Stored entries

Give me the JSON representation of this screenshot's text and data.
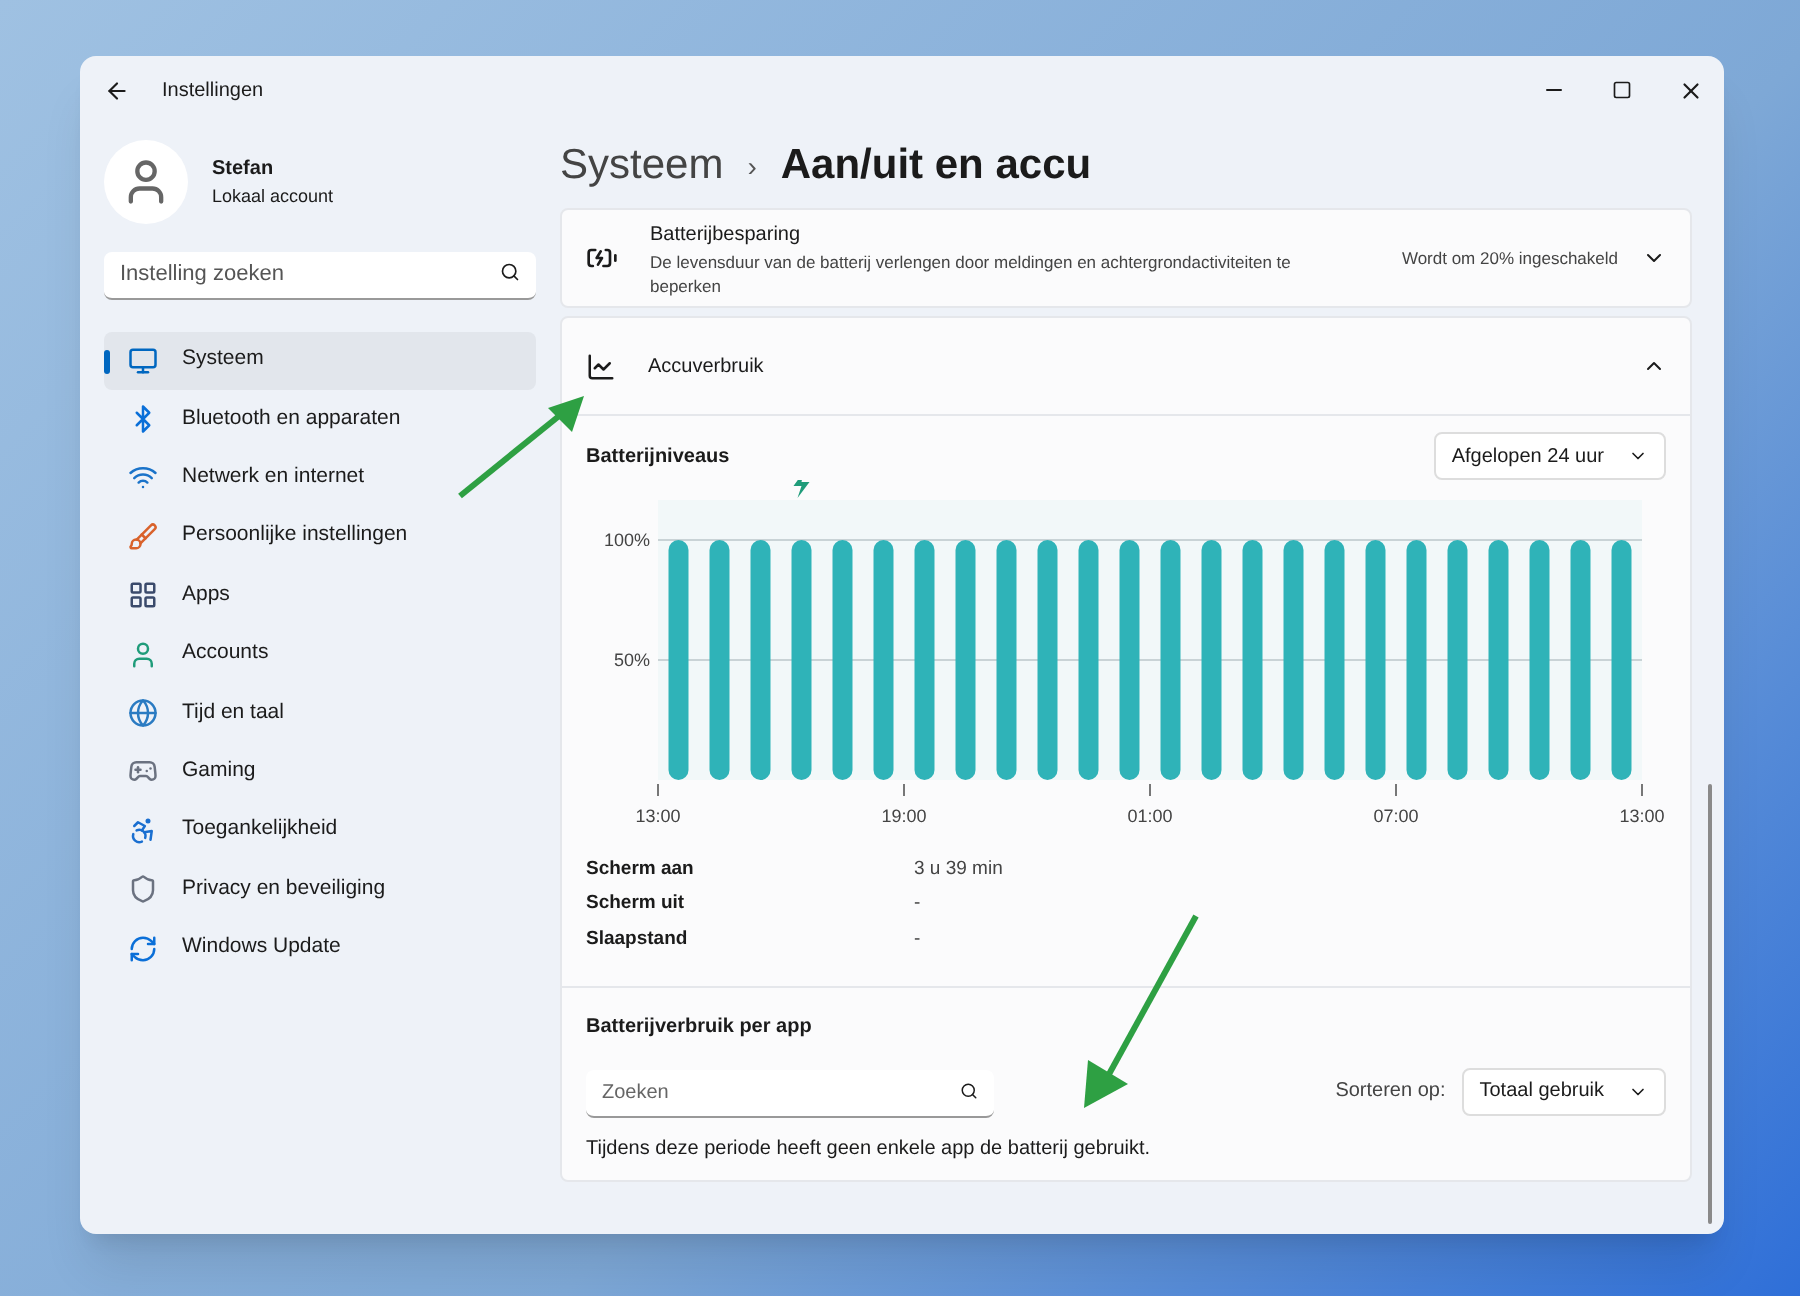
{
  "window": {
    "title": "Instellingen"
  },
  "user": {
    "name": "Stefan",
    "account": "Lokaal account"
  },
  "search": {
    "placeholder": "Instelling zoeken"
  },
  "sidebar": {
    "items": [
      {
        "label": "Systeem",
        "selected": true
      },
      {
        "label": "Bluetooth en apparaten",
        "selected": false
      },
      {
        "label": "Netwerk en internet",
        "selected": false
      },
      {
        "label": "Persoonlijke instellingen",
        "selected": false
      },
      {
        "label": "Apps",
        "selected": false
      },
      {
        "label": "Accounts",
        "selected": false
      },
      {
        "label": "Tijd en taal",
        "selected": false
      },
      {
        "label": "Gaming",
        "selected": false
      },
      {
        "label": "Toegankelijkheid",
        "selected": false
      },
      {
        "label": "Privacy en beveiliging",
        "selected": false
      },
      {
        "label": "Windows Update",
        "selected": false
      }
    ]
  },
  "breadcrumb": {
    "parent": "Systeem",
    "separator": "›",
    "current": "Aan/uit en accu"
  },
  "battery_saver": {
    "title": "Batterijbesparing",
    "description": "De levensduur van de batterij verlengen door meldingen en achtergrondactiviteiten te beperken",
    "value": "Wordt om 20% ingeschakeld",
    "expanded": false
  },
  "usage": {
    "title": "Accuverbruik",
    "expanded": true,
    "levels_title": "Batterijniveaus",
    "period": "Afgelopen 24 uur",
    "chart_data": {
      "type": "bar",
      "categories": [
        "13:00",
        null,
        null,
        null,
        null,
        null,
        "19:00",
        null,
        null,
        null,
        null,
        null,
        "01:00",
        null,
        null,
        null,
        null,
        null,
        "07:00",
        null,
        null,
        null,
        null,
        null,
        "13:00"
      ],
      "series": [
        {
          "color": "#2fb3b8",
          "values": [
            100,
            100,
            100,
            100,
            100,
            100,
            100,
            100,
            100,
            100,
            100,
            100,
            100,
            100,
            100,
            100,
            100,
            100,
            100,
            100,
            100,
            100,
            100,
            100,
            null
          ]
        }
      ],
      "ylim": [
        0,
        100
      ],
      "yticks": [
        {
          "value": 50,
          "label": "50%"
        },
        {
          "value": 100,
          "label": "100%"
        }
      ]
    },
    "stats": [
      {
        "label": "Scherm aan",
        "value": "3 u 39 min"
      },
      {
        "label": "Scherm uit",
        "value": "-"
      },
      {
        "label": "Slaapstand",
        "value": "-"
      }
    ],
    "per_app_title": "Batterijverbruik per app",
    "app_search": {
      "placeholder": "Zoeken"
    },
    "sort_label": "Sorteren op:",
    "sort_value": "Totaal gebruik",
    "empty_message": "Tijdens deze periode heeft geen enkele app de batterij gebruikt."
  }
}
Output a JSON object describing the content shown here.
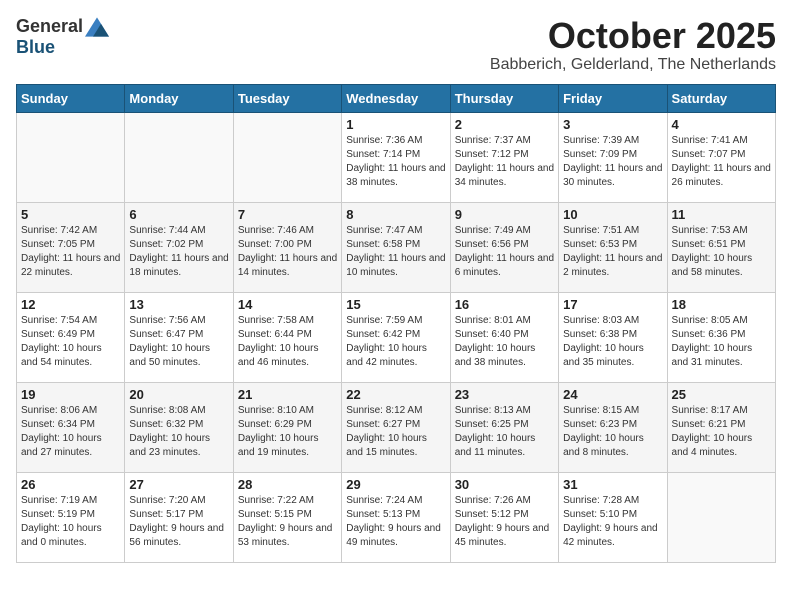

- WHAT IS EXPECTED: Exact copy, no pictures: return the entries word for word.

- WRITTEN SOLUTION:
Give me the JSON representation of this screenshot's text and data.
{
  "window": {
    "title": "Instellingen"
  },
  "user": {
    "name": "Stefan",
    "account": "Lokaal account"
  },
  "search": {
    "placeholder": "Instelling zoeken"
  },
  "sidebar": {
    "items": [
      {
        "label": "Systeem",
        "selected": true
      },
      {
        "label": "Bluetooth en apparaten",
        "selected": false
      },
      {
        "label": "Netwerk en internet",
        "selected": false
      },
      {
        "label": "Persoonlijke instellingen",
        "selected": false
      },
      {
        "label": "Apps",
        "selected": false
      },
      {
        "label": "Accounts",
        "selected": false
      },
      {
        "label": "Tijd en taal",
        "selected": false
      },
      {
        "label": "Gaming",
        "selected": false
      },
      {
        "label": "Toegankelijkheid",
        "selected": false
      },
      {
        "label": "Privacy en beveiliging",
        "selected": false
      },
      {
        "label": "Windows Update",
        "selected": false
      }
    ]
  },
  "breadcrumb": {
    "parent": "Systeem",
    "separator": "›",
    "current": "Aan/uit en accu"
  },
  "battery_saver": {
    "title": "Batterijbesparing",
    "description": "De levensduur van de batterij verlengen door meldingen en achtergrondactiviteiten te beperken",
    "value": "Wordt om 20% ingeschakeld",
    "expanded": false
  },
  "usage": {
    "title": "Accuverbruik",
    "expanded": true,
    "levels_title": "Batterijniveaus",
    "period": "Afgelopen 24 uur",
    "chart_data": {
      "type": "bar",
      "categories": [
        "13:00",
        null,
        null,
        null,
        null,
        null,
        "19:00",
        null,
        null,
        null,
        null,
        null,
        "01:00",
        null,
        null,
        null,
        null,
        null,
        "07:00",
        null,
        null,
        null,
        null,
        null,
        "13:00"
      ],
      "series": [
        {
          "color": "#2fb3b8",
          "values": [
            100,
            100,
            100,
            100,
            100,
            100,
            100,
            100,
            100,
            100,
            100,
            100,
            100,
            100,
            100,
            100,
            100,
            100,
            100,
            100,
            100,
            100,
            100,
            100,
            null
          ]
        }
      ],
      "ylim": [
        0,
        100
      ],
      "yticks": [
        {
          "value": 50,
          "label": "50%"
        },
        {
          "value": 100,
          "label": "100%"
        }
      ]
    },
    "stats": [
      {
        "label": "Scherm aan",
        "value": "3 u 39 min"
      },
      {
        "label": "Scherm uit",
        "value": "-"
      },
      {
        "label": "Slaapstand",
        "value": "-"
      }
    ],
    "per_app_title": "Batterijverbruik per app",
    "app_search": {
      "placeholder": "Zoeken"
    },
    "sort_label": "Sorteren op:",
    "sort_value": "Totaal gebruik",
    "empty_message": "Tijdens deze periode heeft geen enkele app de batterij gebruikt."
  }
}
Output a JSON object describing the content shown here.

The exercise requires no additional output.